EXERCISE DESCRIPTION. Your task is to copy all of the data exactly.
┌──
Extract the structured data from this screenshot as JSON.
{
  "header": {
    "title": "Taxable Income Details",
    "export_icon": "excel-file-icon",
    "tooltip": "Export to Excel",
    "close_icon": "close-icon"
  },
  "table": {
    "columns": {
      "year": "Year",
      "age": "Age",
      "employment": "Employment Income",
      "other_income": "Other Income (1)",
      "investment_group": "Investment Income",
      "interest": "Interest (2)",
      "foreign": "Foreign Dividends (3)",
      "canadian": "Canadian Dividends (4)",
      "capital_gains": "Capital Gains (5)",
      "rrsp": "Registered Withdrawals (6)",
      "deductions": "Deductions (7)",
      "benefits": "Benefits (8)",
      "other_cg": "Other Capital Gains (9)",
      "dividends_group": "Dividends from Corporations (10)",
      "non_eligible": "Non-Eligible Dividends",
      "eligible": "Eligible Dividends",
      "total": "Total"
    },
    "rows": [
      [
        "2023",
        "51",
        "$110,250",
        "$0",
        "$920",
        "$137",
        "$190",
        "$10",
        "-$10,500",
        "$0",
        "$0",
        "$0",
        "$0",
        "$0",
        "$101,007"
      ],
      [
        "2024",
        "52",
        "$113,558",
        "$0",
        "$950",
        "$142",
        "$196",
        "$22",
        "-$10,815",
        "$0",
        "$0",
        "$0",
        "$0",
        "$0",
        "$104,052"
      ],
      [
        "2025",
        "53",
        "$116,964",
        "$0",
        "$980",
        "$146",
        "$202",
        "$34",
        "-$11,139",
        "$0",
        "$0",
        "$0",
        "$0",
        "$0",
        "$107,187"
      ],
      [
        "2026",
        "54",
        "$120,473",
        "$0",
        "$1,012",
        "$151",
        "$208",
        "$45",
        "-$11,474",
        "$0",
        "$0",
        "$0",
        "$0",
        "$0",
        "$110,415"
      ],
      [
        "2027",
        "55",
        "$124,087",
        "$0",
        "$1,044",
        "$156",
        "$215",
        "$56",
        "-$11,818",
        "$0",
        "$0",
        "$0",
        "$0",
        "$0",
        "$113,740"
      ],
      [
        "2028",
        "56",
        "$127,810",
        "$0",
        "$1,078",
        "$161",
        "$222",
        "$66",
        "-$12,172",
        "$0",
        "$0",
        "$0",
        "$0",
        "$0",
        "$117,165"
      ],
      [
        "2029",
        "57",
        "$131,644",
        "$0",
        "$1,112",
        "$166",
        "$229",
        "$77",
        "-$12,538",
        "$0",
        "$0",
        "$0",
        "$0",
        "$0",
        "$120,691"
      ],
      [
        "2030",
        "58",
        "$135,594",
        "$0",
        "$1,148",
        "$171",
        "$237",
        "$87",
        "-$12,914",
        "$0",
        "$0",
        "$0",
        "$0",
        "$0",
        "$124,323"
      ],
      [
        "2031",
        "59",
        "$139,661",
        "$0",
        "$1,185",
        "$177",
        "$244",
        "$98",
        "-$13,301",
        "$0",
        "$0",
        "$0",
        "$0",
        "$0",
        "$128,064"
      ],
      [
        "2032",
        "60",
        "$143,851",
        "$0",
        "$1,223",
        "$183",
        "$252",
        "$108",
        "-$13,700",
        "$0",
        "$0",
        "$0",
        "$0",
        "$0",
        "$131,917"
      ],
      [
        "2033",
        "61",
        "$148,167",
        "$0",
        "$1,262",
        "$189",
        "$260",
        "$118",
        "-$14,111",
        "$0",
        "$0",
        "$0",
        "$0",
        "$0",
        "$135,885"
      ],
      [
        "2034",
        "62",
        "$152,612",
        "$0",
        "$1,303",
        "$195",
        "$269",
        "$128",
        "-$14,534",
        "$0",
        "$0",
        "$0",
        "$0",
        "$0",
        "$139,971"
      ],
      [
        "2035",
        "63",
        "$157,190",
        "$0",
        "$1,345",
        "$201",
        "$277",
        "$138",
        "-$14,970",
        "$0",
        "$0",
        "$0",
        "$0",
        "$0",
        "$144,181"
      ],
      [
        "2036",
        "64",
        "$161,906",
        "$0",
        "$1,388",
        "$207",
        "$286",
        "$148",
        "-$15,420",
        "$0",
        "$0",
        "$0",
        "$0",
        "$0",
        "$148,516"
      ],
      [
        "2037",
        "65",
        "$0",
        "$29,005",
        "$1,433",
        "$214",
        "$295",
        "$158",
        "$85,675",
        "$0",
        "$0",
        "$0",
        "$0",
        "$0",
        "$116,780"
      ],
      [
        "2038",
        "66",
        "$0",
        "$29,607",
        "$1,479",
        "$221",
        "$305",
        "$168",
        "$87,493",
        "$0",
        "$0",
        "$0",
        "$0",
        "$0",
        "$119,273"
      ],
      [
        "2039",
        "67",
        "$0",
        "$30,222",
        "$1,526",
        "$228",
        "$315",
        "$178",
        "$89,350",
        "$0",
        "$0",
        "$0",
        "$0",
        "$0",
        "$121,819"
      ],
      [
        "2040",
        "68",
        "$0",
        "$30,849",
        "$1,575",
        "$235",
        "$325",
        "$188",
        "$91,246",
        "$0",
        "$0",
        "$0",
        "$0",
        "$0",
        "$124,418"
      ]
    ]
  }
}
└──
ANSWER TO THE EXERCISE.
Extract the structured data from this screenshot as JSON.
{
  "header": {
    "title": "Taxable Income Details",
    "export_icon": "excel-file-icon",
    "tooltip": "Export to Excel",
    "close_icon": "close-icon"
  },
  "table": {
    "columns": {
      "year": "Year",
      "age": "Age",
      "employment": "Employment Income",
      "other_income": "Other Income (1)",
      "investment_group": "Investment Income",
      "interest": "Interest (2)",
      "foreign": "Foreign Dividends (3)",
      "canadian": "Canadian Dividends (4)",
      "capital_gains": "Capital Gains (5)",
      "rrsp": "Registered Withdrawals (6)",
      "deductions": "Deductions (7)",
      "benefits": "Benefits (8)",
      "other_cg": "Other Capital Gains (9)",
      "dividends_group": "Dividends from Corporations (10)",
      "non_eligible": "Non-Eligible Dividends",
      "eligible": "Eligible Dividends",
      "total": "Total"
    },
    "rows": [
      [
        "2023",
        "51",
        "$110,250",
        "$0",
        "$920",
        "$137",
        "$190",
        "$10",
        "-$10,500",
        "$0",
        "$0",
        "$0",
        "$0",
        "$0",
        "$101,007"
      ],
      [
        "2024",
        "52",
        "$113,558",
        "$0",
        "$950",
        "$142",
        "$196",
        "$22",
        "-$10,815",
        "$0",
        "$0",
        "$0",
        "$0",
        "$0",
        "$104,052"
      ],
      [
        "2025",
        "53",
        "$116,964",
        "$0",
        "$980",
        "$146",
        "$202",
        "$34",
        "-$11,139",
        "$0",
        "$0",
        "$0",
        "$0",
        "$0",
        "$107,187"
      ],
      [
        "2026",
        "54",
        "$120,473",
        "$0",
        "$1,012",
        "$151",
        "$208",
        "$45",
        "-$11,474",
        "$0",
        "$0",
        "$0",
        "$0",
        "$0",
        "$110,415"
      ],
      [
        "2027",
        "55",
        "$124,087",
        "$0",
        "$1,044",
        "$156",
        "$215",
        "$56",
        "-$11,818",
        "$0",
        "$0",
        "$0",
        "$0",
        "$0",
        "$113,740"
      ],
      [
        "2028",
        "56",
        "$127,810",
        "$0",
        "$1,078",
        "$161",
        "$222",
        "$66",
        "-$12,172",
        "$0",
        "$0",
        "$0",
        "$0",
        "$0",
        "$117,165"
      ],
      [
        "2029",
        "57",
        "$131,644",
        "$0",
        "$1,112",
        "$166",
        "$229",
        "$77",
        "-$12,538",
        "$0",
        "$0",
        "$0",
        "$0",
        "$0",
        "$120,691"
      ],
      [
        "2030",
        "58",
        "$135,594",
        "$0",
        "$1,148",
        "$171",
        "$237",
        "$87",
        "-$12,914",
        "$0",
        "$0",
        "$0",
        "$0",
        "$0",
        "$124,323"
      ],
      [
        "2031",
        "59",
        "$139,661",
        "$0",
        "$1,185",
        "$177",
        "$244",
        "$98",
        "-$13,301",
        "$0",
        "$0",
        "$0",
        "$0",
        "$0",
        "$128,064"
      ],
      [
        "2032",
        "60",
        "$143,851",
        "$0",
        "$1,223",
        "$183",
        "$252",
        "$108",
        "-$13,700",
        "$0",
        "$0",
        "$0",
        "$0",
        "$0",
        "$131,917"
      ],
      [
        "2033",
        "61",
        "$148,167",
        "$0",
        "$1,262",
        "$189",
        "$260",
        "$118",
        "-$14,111",
        "$0",
        "$0",
        "$0",
        "$0",
        "$0",
        "$135,885"
      ],
      [
        "2034",
        "62",
        "$152,612",
        "$0",
        "$1,303",
        "$195",
        "$269",
        "$128",
        "-$14,534",
        "$0",
        "$0",
        "$0",
        "$0",
        "$0",
        "$139,971"
      ],
      [
        "2035",
        "63",
        "$157,190",
        "$0",
        "$1,345",
        "$201",
        "$277",
        "$138",
        "-$14,970",
        "$0",
        "$0",
        "$0",
        "$0",
        "$0",
        "$144,181"
      ],
      [
        "2036",
        "64",
        "$161,906",
        "$0",
        "$1,388",
        "$207",
        "$286",
        "$148",
        "-$15,420",
        "$0",
        "$0",
        "$0",
        "$0",
        "$0",
        "$148,516"
      ],
      [
        "2037",
        "65",
        "$0",
        "$29,005",
        "$1,433",
        "$214",
        "$295",
        "$158",
        "$85,675",
        "$0",
        "$0",
        "$0",
        "$0",
        "$0",
        "$116,780"
      ],
      [
        "2038",
        "66",
        "$0",
        "$29,607",
        "$1,479",
        "$221",
        "$305",
        "$168",
        "$87,493",
        "$0",
        "$0",
        "$0",
        "$0",
        "$0",
        "$119,273"
      ],
      [
        "2039",
        "67",
        "$0",
        "$30,222",
        "$1,526",
        "$228",
        "$315",
        "$178",
        "$89,350",
        "$0",
        "$0",
        "$0",
        "$0",
        "$0",
        "$121,819"
      ],
      [
        "2040",
        "68",
        "$0",
        "$30,849",
        "$1,575",
        "$235",
        "$325",
        "$188",
        "$91,246",
        "$0",
        "$0",
        "$0",
        "$0",
        "$0",
        "$124,418"
      ]
    ]
  }
}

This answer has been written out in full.